Yefimov's studies ended with the outbreak of civil war. Kiev was in the grip of a savage power struggle as several armies -- assorted combinations of Bolsheviks, monarchists, nationalists, Germans and Poles --fought for control of the city. When the revolutionaries eventually assumed power, Boris and his elder brother, Mikhail, decided it would be wise to abandon their Jewish-sounding family name. Boris became Yefimov, from his father's first name, Yefim; Mikhail took Koltsov.
In 1922, Boris left Kiev and moved to Moscow on the advice of Mikhail, already a successful journalist. Soon a cartoon Yefimov had submitted to Nikolai Bukharin, the editor of Pravda, was published. He joined Izvestia that same year and within months was regularly drawing the leading lights in the Communist Party.
When Hitler and Stalin carved up eastern Europe under the 1939 Molotov-Ribbentrop pact, Yefimov drew a map with red arrows to mark the Soviet advance westwards. To the side of the map leading Allied politicians are depicted looking frightened and angry --British prime minister Neville Chamberlain raising a striped-pant leg to stamp his foot in rage. Chamberlain once made an angry reference to Yefimov's artwork in an official note to the Soviet government; the cartoonist took this as a compliment, coming as it did from a class enemy.
After Hitler invaded the Soviet Union, however, Yefimov performed the required somersault, becoming the leading cartoonist of the Great Patriotic War.
The Fuhrer was so enraged by Yefimov's cartoons that he swore to execute him after he had captured Moscow. Yefimov is said to have observed that he would rather confront an angry Hitler than an angry Stalin. Yefimov served on the Moscow front, winning a medal for the defence of the city.
In 1944, he went to Warsaw with the writer Vasily Grossman, and the two men soon realized that it was for political, not military, reasons that Stalin had decided against storming the city.
Later they saw the concentration camps of Majdanek and Treblinka, an experience that remained with Yefimov as he drew brilliant sketches of the Nazi hierarchy at the Nuremberg trials.

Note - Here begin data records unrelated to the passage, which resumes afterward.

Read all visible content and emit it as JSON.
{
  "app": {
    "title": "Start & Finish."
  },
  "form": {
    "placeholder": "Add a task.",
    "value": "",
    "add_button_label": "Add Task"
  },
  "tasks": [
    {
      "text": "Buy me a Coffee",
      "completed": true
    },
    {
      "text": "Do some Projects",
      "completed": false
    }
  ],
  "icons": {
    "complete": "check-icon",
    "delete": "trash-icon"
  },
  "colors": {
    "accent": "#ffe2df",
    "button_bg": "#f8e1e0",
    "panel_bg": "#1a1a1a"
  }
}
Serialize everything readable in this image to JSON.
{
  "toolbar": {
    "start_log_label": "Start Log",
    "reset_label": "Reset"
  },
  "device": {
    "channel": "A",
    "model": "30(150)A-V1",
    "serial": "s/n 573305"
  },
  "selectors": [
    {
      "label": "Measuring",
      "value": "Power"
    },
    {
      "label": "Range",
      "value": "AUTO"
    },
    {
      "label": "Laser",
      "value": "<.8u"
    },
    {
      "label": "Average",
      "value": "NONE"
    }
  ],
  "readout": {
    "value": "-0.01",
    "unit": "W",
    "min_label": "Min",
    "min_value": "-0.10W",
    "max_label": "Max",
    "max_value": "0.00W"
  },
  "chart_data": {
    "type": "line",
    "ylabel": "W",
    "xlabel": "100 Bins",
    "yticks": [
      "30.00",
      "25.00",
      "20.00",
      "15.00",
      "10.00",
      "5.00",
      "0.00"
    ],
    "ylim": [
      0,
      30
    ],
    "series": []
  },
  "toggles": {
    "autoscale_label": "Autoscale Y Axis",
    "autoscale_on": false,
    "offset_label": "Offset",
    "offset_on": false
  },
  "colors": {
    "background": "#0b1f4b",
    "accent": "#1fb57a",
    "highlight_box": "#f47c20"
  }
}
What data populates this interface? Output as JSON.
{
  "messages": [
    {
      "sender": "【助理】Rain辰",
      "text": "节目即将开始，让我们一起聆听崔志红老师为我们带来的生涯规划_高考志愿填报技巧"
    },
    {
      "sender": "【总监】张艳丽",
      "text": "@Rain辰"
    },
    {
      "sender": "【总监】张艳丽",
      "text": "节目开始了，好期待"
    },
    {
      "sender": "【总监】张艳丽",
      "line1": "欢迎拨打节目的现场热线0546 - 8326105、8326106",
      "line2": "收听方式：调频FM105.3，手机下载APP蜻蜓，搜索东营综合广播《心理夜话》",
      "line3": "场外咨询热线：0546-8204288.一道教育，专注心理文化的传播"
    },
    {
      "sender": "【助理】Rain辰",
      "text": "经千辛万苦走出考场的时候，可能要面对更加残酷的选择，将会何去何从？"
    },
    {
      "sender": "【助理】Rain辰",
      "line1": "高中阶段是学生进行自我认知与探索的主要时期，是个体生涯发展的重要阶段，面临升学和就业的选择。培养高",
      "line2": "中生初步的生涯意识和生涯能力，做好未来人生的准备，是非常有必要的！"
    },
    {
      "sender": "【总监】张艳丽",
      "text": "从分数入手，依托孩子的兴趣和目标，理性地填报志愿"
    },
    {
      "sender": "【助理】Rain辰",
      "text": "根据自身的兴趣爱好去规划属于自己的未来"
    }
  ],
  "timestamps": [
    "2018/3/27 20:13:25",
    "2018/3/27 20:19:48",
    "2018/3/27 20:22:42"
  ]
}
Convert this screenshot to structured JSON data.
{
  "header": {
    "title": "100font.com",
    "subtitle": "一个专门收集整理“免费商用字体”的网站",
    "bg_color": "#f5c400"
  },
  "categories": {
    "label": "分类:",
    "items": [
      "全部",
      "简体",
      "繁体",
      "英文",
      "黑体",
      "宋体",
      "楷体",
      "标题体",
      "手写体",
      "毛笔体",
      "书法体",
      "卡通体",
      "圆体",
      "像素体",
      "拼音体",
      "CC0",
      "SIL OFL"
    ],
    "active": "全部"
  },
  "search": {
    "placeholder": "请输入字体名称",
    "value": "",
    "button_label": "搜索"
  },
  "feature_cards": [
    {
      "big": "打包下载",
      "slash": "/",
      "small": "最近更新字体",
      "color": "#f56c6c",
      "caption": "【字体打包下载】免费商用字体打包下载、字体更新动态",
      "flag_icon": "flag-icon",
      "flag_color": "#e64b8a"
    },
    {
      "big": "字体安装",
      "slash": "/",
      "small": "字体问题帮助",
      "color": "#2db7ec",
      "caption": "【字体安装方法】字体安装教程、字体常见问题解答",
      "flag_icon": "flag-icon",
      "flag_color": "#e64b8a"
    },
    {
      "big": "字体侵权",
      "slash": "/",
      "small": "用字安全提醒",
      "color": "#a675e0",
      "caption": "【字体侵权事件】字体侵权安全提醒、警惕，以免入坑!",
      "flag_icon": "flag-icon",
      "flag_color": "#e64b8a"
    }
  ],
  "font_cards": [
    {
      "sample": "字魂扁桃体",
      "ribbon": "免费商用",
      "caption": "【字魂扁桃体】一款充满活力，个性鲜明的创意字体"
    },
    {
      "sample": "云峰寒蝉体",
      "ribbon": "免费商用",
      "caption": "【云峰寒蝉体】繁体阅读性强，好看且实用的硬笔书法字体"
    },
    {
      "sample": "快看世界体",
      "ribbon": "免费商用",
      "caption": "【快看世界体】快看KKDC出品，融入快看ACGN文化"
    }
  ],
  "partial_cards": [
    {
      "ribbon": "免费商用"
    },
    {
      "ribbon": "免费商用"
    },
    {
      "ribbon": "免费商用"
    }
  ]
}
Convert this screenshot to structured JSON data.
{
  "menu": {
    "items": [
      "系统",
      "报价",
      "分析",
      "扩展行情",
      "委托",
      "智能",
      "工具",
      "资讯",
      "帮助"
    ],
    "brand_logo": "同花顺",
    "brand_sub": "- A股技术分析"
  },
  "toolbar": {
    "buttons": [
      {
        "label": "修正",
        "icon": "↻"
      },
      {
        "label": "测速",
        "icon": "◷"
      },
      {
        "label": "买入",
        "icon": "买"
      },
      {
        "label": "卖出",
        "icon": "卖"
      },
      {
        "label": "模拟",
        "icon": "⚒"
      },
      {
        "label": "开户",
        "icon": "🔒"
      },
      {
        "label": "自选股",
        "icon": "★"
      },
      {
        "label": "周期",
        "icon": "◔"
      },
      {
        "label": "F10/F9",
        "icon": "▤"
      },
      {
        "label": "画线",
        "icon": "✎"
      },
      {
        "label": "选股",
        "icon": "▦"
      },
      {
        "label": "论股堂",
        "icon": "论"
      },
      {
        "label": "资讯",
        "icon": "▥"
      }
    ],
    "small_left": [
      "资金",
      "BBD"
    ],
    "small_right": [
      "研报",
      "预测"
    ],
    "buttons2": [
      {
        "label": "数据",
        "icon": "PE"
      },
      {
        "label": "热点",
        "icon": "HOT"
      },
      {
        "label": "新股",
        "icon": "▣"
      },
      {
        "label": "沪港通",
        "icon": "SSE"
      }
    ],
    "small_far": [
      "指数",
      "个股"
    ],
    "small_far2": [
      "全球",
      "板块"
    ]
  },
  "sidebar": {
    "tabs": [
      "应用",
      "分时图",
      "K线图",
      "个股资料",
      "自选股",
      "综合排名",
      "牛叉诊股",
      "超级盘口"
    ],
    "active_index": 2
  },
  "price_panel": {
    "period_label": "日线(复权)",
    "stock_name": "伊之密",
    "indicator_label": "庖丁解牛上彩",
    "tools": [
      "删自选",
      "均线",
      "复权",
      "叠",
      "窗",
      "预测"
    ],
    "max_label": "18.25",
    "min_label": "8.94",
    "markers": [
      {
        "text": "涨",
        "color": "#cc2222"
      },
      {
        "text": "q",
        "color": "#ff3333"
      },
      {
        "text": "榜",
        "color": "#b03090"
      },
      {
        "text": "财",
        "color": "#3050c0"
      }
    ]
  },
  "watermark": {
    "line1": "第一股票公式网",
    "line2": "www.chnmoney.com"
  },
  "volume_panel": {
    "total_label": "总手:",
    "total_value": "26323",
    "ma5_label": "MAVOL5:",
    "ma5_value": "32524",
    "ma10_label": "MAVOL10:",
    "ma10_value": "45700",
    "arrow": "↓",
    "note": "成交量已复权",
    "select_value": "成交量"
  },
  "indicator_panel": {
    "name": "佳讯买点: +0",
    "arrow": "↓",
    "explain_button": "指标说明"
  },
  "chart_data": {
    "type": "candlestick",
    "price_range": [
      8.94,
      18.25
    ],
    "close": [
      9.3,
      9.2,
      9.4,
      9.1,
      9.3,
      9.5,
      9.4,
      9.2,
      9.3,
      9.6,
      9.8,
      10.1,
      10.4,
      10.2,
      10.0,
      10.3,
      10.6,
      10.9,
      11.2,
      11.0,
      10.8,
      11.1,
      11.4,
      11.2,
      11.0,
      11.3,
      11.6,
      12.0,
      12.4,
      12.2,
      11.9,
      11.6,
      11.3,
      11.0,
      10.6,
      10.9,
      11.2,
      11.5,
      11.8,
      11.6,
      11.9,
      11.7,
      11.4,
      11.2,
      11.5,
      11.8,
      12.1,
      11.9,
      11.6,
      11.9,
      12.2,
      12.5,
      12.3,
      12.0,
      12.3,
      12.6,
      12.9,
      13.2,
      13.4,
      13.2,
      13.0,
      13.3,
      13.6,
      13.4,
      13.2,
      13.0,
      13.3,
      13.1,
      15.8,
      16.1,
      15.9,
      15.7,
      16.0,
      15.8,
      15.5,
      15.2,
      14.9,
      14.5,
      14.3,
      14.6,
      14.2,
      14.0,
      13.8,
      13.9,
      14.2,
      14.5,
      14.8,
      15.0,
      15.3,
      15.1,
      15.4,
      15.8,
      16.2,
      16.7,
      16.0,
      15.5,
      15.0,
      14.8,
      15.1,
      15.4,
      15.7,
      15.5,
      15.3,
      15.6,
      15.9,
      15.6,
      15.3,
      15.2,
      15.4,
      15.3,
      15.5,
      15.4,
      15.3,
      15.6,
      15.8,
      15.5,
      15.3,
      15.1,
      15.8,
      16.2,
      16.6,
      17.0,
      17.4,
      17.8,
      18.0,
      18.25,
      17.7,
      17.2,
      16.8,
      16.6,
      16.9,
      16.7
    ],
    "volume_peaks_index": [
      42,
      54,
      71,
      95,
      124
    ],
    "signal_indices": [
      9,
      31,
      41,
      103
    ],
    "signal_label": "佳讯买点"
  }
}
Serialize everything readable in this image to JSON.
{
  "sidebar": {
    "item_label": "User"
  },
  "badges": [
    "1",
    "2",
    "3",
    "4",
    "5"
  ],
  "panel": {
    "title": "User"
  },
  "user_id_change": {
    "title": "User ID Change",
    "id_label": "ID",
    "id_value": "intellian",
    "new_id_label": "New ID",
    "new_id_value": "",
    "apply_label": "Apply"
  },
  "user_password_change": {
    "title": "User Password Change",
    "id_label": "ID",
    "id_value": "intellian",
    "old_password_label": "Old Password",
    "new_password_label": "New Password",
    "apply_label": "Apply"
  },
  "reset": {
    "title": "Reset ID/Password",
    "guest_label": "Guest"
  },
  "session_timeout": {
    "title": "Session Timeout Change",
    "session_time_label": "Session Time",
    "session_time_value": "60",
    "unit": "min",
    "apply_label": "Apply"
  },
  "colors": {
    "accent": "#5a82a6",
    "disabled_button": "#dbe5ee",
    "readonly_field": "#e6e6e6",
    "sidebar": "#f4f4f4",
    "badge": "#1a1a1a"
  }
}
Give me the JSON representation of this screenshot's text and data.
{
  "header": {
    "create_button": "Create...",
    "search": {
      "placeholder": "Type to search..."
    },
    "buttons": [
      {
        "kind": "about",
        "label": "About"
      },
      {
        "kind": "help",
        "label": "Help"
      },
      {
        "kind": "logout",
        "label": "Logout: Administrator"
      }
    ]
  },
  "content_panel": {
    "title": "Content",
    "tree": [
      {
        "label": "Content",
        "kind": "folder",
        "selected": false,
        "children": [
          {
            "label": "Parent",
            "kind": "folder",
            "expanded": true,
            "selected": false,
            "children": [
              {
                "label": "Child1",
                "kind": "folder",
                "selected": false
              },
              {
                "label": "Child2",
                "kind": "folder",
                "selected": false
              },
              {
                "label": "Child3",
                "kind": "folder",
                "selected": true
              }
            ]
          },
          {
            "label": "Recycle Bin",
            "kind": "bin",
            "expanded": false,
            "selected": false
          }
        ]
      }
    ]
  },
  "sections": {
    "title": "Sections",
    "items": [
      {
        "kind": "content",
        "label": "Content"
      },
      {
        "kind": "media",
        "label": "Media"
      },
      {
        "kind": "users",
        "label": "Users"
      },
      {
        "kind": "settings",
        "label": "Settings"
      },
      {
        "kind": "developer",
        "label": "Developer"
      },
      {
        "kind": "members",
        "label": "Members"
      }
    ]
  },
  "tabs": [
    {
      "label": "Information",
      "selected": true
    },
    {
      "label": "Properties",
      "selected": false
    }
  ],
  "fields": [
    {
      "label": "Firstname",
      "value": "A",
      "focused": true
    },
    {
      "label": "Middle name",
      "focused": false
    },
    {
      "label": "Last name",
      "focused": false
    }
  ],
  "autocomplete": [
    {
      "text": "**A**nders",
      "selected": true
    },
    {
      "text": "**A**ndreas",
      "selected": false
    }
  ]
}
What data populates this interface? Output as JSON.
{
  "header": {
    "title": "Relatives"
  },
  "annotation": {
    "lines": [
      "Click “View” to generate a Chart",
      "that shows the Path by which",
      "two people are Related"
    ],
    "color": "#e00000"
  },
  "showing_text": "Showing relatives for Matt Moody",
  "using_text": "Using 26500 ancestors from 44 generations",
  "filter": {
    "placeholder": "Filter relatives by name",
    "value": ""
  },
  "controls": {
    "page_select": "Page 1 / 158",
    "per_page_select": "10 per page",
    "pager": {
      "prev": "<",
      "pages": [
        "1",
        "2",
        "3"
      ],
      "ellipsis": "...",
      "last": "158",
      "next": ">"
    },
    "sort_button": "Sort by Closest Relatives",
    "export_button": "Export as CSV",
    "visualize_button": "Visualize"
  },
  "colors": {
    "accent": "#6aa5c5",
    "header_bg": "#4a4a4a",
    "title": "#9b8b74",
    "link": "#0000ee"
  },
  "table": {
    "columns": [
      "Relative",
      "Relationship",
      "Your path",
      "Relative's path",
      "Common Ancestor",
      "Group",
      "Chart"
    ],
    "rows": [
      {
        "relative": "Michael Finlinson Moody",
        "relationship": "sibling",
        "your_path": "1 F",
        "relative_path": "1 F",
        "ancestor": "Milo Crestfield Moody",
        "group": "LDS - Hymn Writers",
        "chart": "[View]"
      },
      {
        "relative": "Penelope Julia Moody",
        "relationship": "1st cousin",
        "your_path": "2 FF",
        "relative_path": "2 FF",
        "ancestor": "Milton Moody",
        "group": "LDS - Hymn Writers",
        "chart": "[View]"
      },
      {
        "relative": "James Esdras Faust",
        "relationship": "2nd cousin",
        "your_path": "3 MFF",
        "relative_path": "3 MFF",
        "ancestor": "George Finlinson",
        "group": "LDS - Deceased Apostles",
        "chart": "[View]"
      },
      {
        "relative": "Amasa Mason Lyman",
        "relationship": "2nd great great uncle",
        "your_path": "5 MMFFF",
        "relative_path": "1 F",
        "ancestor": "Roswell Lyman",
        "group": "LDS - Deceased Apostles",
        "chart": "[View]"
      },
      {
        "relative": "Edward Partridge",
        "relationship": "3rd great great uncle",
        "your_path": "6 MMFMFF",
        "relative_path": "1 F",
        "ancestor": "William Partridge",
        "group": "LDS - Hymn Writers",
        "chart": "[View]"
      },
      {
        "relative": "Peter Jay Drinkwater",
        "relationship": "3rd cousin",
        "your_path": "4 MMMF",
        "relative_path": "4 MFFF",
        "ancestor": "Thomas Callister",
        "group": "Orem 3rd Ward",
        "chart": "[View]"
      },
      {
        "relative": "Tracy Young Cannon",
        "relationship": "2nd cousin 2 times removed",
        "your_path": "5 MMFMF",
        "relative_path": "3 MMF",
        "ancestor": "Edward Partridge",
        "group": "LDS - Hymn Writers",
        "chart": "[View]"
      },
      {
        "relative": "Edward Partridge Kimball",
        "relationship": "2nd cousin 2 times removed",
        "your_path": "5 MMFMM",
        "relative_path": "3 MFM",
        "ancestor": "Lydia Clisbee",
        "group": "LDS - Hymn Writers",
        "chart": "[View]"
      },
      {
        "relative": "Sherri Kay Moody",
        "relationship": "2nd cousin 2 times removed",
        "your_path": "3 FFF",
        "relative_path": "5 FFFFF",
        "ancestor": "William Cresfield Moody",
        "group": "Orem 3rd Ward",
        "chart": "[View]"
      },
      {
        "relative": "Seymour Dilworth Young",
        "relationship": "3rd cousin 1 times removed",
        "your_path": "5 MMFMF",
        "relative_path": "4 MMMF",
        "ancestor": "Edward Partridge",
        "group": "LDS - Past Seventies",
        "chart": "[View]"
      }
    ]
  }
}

After the war, it was not long before Yefimov was ridiculing the Soviet Union's former allies: Churchill was depicted looking into a mirror and seeing the reflection of Hitler; U. S. president Harry Truman was shown escorting two ladies of the night, one of them Spanish General Francisco Franco in a flamenco dancer's dress covered in swastikas.
Yefimov continued working until his death, and last year, on his 107th birthday, he was given the title of chief artist of Izvestia.
His brother (immortalized by Ernest Hemingway as Karkov in For Whom the Bell Tolls) was executed in 1940, despite having been Stalin's favourite journalist during the Spanish Civil War.
Yefimov married twice and had a son. He outlived both his wives, and was particularly fond of his red-haired cat Chubaysik, named after Yeltsin's former finance minister.
Credit: The Daily Telegraph